* [WORK TO COMPLETE]
Your answer should be every line with the word "this", copied from the data below.

(Dataset rows describing interfaces)
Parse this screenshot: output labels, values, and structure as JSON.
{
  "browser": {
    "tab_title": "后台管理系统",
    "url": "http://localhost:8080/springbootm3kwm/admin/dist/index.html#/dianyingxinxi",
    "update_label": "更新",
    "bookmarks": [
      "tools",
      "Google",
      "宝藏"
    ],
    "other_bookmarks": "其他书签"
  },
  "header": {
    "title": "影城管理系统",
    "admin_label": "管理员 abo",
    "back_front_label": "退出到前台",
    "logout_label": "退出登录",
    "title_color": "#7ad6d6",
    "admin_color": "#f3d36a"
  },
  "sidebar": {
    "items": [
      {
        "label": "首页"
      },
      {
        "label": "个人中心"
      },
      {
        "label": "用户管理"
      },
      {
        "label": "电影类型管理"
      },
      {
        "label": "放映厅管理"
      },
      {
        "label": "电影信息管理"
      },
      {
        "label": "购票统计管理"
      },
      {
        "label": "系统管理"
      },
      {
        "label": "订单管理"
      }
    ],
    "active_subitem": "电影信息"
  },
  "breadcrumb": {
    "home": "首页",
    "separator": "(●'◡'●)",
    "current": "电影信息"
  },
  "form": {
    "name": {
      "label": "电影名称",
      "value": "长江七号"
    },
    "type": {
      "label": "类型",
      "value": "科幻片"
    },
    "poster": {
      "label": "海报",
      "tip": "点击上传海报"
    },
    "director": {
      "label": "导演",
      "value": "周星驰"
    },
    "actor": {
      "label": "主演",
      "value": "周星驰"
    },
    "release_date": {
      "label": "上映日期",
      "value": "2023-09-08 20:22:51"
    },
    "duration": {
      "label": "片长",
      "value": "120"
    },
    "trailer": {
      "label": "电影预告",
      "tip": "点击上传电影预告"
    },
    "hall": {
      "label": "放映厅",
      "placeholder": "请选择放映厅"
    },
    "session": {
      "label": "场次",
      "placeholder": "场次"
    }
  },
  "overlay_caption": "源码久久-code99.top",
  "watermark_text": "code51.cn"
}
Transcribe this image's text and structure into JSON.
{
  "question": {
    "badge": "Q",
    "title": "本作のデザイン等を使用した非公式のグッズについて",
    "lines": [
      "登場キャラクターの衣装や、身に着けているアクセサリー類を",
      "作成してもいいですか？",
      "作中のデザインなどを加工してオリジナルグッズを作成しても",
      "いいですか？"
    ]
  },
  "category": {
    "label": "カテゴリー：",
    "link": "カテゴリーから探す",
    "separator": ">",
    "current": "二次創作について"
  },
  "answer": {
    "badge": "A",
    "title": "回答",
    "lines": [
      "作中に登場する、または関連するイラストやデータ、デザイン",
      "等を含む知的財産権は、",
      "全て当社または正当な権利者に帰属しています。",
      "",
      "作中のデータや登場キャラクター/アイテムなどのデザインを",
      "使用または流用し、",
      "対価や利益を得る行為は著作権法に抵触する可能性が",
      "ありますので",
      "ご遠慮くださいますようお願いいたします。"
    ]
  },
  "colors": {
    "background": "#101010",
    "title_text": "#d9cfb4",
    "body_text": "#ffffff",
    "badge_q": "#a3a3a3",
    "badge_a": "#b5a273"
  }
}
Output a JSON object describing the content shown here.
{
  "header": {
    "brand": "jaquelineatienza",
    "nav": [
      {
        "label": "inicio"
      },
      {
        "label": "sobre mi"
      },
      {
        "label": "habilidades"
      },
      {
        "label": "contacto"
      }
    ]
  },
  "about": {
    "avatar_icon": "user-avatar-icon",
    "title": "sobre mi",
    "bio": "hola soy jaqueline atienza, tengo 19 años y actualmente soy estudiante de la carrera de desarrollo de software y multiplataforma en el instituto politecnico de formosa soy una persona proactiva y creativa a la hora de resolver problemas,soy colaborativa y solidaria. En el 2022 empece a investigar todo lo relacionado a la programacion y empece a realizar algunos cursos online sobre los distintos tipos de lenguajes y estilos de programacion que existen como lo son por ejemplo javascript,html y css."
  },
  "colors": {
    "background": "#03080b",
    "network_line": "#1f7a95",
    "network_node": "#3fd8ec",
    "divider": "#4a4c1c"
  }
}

* [RESPONSE]
Parse this screenshot: output labels, values, and structure as JSON.
Transcribe this image's text and structure into JSON.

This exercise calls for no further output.